But a Sears Holdings Corp. marketing e-mail with the subject line “Rain or shine Saturday 1 Day Sale Is On” turned “Saturday 1” into a link that, when touched, created a calendar event for the sale, placing the event on Friday, Nov. 1, 2013 (see image). That was not the date of the sale, nor did Sears intend for “Saturday 1” to turn into a link as the day and the number are not related to each other in the sentence.
Curiously, in a different marketing e-mail from another retailer, “Oct 27th” did not turn into a link, and that is clearly the date of an event, White says.
These automatic event links appear to be rather unpredictable and uncontrollable at the moment, White says.
“Since e-mail subscribers spend just a few seconds on average with an e-mail, these event links can be a very unwelcome distraction,” White says. “The vast majority of marketers want their subscribers to take action right now, not set a calendar reminder.”
White says instances of the calendar event trigger quirk have been rare so far, but advises retailers to monitor their marketing e-mails as they render on devices running iOS 7. And if a retailer wants a subject line to turn into a calendar event trigger, White says it should use the “MMM D” format, meaning the first three letters of the month and the single- or double-digit numerical date, which is the format that Apple designed to be the trigger.
Sears and Apple did not immediately respond to requests for comment.
White says e-mail marketers are blessed with a lot of readily available information online on such quirks.
“Thankfully e-mail marketers and digital marketing companies are very active on social media and produce lots of helpful blog posts, articles, infographics and reports,” White says. “There’s lots of sharing in our industry.
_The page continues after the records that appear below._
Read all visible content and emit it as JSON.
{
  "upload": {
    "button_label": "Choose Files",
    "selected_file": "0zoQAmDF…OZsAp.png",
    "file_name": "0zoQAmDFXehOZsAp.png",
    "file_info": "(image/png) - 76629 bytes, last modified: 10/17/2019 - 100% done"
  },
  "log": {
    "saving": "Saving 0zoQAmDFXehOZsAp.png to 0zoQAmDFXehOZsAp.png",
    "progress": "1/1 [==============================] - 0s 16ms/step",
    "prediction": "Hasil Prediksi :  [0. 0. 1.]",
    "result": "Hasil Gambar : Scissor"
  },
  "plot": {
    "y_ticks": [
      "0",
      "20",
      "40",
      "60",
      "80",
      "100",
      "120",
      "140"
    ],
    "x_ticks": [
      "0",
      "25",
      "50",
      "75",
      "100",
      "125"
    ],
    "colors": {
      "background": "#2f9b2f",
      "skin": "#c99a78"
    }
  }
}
Take advantage of that.”
White also points to e-mail rendering tools as a way to see if anything may have changed on a mobile or desktop platform.
“Rendering tools will show you how your e-mails display in every e-mail environment, whether it’s on mobile devices, web mail or desktop clients,” he says. “Device proliferation and a continued lack of e-mail coding standards has made rendering a bit more challenging in recent years, so it’s wise to keep a close eye on rendering within the e-mail clients that are most popular among your subscribers.”
Things change, it’s unavoidable. An unannounced e-mail client change in the summer of 2012 caused a bit of a stir among e-mail marketers, White says. Hotmail began replacing symbols and other special characters with oversized, 19-pixel by 19-pixel emoji, tiny icons that are a kind of .gif image. The change affected subject lines as well as HTML text in body copy for months before it was fixed by Microsoft Corp., White says.
For now, White says the calendar event trigger in iOS 7 is not likely to cause any serious troubles. “However,” he adds, “it is another reminder that e-mail inboxes are always evolving and that marketers must keep an eye out for these changes, especially since small changes are rarely announced.”